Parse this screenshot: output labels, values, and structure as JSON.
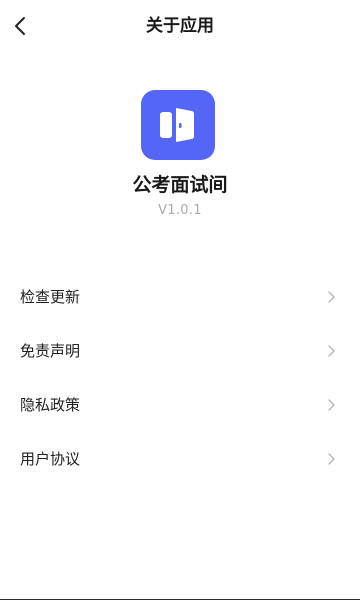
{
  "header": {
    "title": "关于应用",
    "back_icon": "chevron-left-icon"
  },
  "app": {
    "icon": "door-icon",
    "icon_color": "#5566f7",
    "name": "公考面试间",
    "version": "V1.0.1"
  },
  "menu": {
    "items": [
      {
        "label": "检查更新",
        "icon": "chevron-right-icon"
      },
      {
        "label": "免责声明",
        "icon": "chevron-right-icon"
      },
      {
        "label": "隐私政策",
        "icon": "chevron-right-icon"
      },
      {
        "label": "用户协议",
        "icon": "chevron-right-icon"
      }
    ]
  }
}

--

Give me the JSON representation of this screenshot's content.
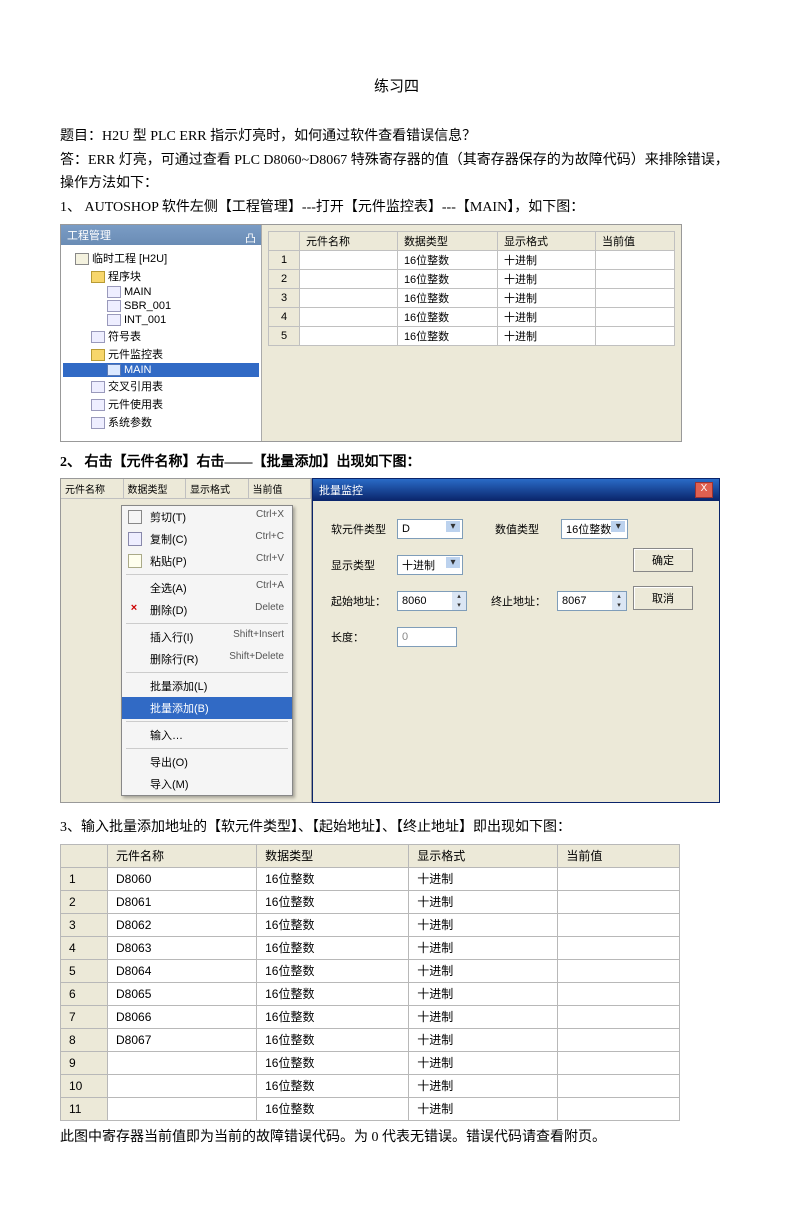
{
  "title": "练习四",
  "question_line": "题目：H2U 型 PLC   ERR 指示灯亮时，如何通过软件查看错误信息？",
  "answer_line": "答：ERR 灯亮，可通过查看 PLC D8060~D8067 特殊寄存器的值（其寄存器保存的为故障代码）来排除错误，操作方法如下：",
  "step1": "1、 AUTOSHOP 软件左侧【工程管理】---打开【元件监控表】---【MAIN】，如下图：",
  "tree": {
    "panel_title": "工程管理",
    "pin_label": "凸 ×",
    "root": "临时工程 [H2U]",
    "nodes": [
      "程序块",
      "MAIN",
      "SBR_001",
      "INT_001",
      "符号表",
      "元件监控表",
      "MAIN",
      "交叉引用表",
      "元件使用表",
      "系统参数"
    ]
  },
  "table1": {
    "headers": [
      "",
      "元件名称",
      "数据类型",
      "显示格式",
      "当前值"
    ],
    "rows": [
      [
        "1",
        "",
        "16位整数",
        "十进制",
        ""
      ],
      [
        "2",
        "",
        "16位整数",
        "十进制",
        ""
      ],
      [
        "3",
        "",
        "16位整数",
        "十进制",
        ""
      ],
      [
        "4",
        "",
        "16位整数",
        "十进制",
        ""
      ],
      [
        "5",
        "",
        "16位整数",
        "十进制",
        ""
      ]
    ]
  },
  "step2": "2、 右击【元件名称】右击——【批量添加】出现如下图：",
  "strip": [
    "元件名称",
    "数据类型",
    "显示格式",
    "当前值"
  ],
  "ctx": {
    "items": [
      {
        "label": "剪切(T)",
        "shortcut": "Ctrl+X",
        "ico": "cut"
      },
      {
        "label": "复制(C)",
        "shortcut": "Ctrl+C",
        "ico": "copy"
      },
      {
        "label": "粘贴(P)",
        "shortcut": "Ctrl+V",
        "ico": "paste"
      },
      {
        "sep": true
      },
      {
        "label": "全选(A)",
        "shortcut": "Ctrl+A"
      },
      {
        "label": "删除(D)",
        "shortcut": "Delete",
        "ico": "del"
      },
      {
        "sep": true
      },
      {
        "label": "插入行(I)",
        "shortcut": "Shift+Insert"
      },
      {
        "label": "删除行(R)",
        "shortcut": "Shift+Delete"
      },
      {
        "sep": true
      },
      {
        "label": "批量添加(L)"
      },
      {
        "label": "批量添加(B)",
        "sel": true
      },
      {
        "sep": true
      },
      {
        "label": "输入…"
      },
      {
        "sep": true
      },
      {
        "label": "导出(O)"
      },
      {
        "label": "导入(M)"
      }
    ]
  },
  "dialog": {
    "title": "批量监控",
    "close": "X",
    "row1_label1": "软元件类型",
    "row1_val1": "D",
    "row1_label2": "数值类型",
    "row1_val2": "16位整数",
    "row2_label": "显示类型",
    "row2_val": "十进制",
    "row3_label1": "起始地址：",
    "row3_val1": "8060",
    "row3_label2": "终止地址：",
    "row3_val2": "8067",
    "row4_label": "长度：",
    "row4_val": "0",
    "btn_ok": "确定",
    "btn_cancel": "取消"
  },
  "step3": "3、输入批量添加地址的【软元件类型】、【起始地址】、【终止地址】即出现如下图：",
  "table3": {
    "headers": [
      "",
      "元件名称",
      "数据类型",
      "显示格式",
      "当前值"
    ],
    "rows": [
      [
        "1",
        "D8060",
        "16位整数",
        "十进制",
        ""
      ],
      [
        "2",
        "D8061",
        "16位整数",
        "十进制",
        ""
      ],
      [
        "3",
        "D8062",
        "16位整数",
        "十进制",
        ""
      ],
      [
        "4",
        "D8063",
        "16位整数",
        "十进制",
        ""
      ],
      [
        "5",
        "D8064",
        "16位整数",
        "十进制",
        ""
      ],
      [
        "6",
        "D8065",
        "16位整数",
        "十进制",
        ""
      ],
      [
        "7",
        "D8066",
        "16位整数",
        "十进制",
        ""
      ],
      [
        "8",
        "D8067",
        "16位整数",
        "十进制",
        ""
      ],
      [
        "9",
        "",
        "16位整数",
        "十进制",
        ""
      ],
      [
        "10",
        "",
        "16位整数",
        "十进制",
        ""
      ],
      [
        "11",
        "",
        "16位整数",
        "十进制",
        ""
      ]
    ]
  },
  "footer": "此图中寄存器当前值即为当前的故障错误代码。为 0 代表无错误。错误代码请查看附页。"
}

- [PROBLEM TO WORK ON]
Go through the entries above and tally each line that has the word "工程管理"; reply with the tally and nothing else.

- [THE COMPLETED TASK]
2